Virtually everyone who exercises will have aches and pains as a result. The symptoms range from joint stiffness in the morning to sore muscles a day or two after a workout, to an injury that cannot be ignored. Following some positive training principles can help you to avoid injury.
Positive Training Principles
- Progression is perhaps the most important concept to minimize the chance of an injury. The body adapts to things it does regularly and allows gradual improvements in performance.
- Individuals get into trouble when they change their program to either do more or train at a higher intensity, or are attempting to come back after a layoff. Utilizing a 10-percent rule minimizes the chance of injury.
- There should be no more than a 10-percent increase in the amount of training time, amount of distance covered, amount of weight lifted, or number of repetitions performed in your activity.
- Specificity deals with the type of activity included in a workout. Every exercise is unique and there is not a great deal of crossover effect from one activity to another.
- It is risky to assume that one type of exercise adapts you for all others.
- From an injury prevention perspective, you should change your workout routine gradually.
- Overload is the stimulus required for a positive training effect.

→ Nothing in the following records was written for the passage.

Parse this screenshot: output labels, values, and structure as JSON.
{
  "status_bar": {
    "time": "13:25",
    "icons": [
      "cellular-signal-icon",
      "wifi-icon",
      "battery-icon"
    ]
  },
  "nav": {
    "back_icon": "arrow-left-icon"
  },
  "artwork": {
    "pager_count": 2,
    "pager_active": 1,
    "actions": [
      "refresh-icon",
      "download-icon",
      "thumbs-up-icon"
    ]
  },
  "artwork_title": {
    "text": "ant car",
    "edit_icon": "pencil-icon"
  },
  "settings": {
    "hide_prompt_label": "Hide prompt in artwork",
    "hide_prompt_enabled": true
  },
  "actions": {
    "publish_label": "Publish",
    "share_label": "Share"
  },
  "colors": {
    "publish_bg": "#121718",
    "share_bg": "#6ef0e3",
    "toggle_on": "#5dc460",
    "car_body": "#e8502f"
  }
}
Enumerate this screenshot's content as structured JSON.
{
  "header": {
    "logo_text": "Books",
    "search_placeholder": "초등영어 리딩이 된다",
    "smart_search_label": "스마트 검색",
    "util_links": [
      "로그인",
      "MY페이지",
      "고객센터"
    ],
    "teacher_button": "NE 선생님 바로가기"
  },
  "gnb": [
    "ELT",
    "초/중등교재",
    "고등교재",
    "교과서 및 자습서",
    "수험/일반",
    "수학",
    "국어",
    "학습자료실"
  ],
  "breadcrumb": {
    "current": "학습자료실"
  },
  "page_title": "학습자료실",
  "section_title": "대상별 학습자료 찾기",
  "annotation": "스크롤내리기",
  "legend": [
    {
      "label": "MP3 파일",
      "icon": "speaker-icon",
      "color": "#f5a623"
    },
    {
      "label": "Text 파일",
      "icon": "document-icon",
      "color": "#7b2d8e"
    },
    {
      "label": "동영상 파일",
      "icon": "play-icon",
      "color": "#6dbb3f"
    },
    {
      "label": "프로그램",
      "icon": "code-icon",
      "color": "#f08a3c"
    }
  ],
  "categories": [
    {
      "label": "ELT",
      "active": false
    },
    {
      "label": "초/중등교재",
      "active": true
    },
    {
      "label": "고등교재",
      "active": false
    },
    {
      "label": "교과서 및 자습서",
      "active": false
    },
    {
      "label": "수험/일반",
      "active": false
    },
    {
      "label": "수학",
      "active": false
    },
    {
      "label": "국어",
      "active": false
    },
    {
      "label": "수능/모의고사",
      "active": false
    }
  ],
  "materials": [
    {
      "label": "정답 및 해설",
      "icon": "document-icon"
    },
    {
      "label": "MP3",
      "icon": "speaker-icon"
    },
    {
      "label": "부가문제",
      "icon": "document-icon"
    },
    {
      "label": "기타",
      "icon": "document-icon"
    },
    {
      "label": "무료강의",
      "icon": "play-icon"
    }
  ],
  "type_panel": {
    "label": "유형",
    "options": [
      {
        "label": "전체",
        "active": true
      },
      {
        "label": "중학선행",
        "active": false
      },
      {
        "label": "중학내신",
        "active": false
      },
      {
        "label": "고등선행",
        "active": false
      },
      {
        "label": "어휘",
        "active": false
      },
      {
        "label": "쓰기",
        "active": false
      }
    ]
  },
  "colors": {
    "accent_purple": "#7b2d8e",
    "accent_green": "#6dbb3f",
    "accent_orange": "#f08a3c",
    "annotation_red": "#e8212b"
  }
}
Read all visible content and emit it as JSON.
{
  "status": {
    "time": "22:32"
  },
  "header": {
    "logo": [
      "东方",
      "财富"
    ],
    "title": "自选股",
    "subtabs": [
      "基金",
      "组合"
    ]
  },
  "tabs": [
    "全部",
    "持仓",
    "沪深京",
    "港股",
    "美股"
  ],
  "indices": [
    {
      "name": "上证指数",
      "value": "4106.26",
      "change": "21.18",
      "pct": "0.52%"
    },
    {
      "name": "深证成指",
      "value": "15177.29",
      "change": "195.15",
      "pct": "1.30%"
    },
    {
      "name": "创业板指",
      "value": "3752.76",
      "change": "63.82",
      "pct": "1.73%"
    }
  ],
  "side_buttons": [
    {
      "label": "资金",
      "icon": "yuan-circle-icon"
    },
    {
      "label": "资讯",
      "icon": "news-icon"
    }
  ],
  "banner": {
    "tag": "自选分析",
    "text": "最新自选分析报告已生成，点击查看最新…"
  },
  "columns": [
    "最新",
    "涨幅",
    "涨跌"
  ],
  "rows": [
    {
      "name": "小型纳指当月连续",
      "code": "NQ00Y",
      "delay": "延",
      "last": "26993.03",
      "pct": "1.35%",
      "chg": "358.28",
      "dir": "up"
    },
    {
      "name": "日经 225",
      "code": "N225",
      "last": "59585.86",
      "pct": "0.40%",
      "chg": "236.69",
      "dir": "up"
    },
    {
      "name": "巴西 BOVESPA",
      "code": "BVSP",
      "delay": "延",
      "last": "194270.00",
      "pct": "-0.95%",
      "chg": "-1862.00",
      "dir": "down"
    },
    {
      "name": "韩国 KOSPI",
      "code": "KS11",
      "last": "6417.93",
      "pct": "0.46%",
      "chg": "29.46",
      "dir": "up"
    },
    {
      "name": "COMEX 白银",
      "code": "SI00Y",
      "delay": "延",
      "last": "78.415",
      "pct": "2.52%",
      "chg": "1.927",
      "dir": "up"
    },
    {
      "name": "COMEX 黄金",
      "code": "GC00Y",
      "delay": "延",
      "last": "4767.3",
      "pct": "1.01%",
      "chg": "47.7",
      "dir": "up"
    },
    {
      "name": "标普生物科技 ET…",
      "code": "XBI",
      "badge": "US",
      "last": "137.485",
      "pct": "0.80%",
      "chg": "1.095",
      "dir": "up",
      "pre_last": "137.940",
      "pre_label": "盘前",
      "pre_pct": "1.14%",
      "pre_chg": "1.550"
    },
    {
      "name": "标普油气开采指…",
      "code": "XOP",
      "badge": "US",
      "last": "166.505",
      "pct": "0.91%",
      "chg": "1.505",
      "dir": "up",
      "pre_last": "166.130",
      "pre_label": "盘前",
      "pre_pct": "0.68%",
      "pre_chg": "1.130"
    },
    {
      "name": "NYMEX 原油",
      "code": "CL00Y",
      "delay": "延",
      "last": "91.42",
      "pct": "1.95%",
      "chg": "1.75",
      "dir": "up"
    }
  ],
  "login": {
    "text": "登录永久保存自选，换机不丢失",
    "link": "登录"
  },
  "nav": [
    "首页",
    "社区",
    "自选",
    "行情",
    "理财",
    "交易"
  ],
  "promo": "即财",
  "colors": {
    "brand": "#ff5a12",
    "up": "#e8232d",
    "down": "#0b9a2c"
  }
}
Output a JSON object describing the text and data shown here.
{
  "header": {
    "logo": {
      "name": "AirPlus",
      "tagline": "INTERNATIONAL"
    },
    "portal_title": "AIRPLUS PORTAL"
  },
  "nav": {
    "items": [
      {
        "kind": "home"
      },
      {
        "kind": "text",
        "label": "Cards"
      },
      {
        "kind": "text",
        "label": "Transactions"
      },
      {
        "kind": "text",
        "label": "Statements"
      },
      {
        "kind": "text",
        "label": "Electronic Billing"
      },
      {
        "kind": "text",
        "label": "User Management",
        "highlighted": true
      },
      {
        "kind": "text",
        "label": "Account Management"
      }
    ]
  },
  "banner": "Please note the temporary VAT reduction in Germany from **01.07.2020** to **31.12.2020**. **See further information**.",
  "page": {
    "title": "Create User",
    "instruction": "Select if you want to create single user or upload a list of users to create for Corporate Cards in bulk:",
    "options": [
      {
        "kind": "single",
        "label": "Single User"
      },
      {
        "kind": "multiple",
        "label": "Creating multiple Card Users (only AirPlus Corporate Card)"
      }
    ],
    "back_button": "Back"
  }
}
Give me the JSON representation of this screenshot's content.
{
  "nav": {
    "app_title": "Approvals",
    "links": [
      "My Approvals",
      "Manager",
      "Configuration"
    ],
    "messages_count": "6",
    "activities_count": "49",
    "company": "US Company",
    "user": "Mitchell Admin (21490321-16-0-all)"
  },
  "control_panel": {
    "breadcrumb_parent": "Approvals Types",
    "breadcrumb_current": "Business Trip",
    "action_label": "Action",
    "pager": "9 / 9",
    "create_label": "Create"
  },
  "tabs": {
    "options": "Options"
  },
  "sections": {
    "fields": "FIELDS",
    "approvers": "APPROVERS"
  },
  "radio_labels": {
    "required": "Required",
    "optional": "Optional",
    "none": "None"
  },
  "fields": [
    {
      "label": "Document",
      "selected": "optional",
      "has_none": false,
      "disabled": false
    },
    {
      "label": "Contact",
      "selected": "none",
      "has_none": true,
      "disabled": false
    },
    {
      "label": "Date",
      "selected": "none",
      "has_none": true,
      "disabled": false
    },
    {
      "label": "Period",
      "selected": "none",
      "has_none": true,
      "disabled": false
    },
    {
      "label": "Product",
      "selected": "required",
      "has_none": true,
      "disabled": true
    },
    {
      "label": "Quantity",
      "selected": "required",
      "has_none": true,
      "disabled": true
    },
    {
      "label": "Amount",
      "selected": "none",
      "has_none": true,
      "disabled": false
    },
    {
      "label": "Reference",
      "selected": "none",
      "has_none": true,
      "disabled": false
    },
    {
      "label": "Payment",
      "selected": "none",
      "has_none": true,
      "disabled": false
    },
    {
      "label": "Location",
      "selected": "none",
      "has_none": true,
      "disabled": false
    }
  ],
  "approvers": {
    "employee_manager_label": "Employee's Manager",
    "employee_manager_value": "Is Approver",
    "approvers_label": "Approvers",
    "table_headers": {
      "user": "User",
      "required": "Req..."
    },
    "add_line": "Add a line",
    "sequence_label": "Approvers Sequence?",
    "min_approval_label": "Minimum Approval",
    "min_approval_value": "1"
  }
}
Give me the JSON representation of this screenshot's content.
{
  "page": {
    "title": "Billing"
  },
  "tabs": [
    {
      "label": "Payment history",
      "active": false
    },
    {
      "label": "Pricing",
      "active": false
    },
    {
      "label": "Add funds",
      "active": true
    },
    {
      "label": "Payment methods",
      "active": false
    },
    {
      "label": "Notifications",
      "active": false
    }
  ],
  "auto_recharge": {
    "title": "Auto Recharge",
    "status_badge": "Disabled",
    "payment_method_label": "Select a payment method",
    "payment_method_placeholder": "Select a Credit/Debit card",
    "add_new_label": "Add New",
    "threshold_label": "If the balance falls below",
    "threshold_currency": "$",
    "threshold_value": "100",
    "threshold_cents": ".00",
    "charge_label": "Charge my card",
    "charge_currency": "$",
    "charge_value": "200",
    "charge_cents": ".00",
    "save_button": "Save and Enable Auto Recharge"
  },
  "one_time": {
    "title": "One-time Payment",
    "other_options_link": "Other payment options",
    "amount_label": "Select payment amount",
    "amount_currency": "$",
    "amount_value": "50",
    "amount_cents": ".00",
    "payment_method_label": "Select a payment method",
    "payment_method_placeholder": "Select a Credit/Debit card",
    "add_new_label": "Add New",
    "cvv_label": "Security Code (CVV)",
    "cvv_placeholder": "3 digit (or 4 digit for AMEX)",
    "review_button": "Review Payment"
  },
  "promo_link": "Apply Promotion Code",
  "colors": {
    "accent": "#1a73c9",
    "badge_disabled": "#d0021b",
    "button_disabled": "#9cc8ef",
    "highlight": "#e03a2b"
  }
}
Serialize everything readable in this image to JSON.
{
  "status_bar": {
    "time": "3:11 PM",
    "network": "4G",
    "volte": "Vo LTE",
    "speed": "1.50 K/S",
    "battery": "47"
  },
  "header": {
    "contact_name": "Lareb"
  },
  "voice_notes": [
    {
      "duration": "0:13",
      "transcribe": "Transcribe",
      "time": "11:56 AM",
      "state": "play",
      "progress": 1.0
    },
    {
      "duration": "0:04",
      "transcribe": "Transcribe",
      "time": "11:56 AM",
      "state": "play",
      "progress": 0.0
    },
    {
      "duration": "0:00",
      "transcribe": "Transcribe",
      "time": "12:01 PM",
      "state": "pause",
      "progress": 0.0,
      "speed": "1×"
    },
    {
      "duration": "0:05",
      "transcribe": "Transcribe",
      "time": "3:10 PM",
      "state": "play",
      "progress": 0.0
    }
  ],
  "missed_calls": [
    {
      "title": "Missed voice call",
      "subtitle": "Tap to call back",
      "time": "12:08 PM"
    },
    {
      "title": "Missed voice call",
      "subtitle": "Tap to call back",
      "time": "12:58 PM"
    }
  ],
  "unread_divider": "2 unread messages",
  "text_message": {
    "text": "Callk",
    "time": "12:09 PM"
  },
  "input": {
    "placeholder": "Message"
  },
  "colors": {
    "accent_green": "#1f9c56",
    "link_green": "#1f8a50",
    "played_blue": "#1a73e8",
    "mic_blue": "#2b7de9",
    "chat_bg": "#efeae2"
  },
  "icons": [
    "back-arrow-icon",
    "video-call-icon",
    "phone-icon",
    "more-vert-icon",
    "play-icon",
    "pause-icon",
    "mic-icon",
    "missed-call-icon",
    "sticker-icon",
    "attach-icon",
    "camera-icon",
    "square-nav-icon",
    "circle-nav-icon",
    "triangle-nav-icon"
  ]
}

- For example, consider weight training, which requires you to push or pull a given weight as you work to make a muscle stronger. If the weight is too easy for you to move, the muscle will not be “overloaded” – that is, it won’t be working at a greater than normal level – so there won’t be a positive training effect.
- Recovery means providing your body the time and environment it needs to adapt to the demands you have placed upon it, decreasing the likelihood of injury.
- Recovery can take the form of an easy workout or a well-deserved day off.
- You can also aid your body’s recovery by cross-training, which keeps your training interesting by adding variety to your workout routine.
- Consistency means staying on track and ensuring that the exercise activity is performed properly.
If you’d like to learn more about injury prevention, we invite you to read our recent Healthy Habits article on 6 Tips for Avoiding Exercise Injuries
(About our guest authors: Veronica Nelson, MBA, CSCS, USAW, HKC, TSAC-F, is Director of Semper Fit Physical Fitness & Aquatics Programs. Lauren King, MS, RD, CSSD, serves as Semper Fit’s Registered Dietitian and Program Manager.)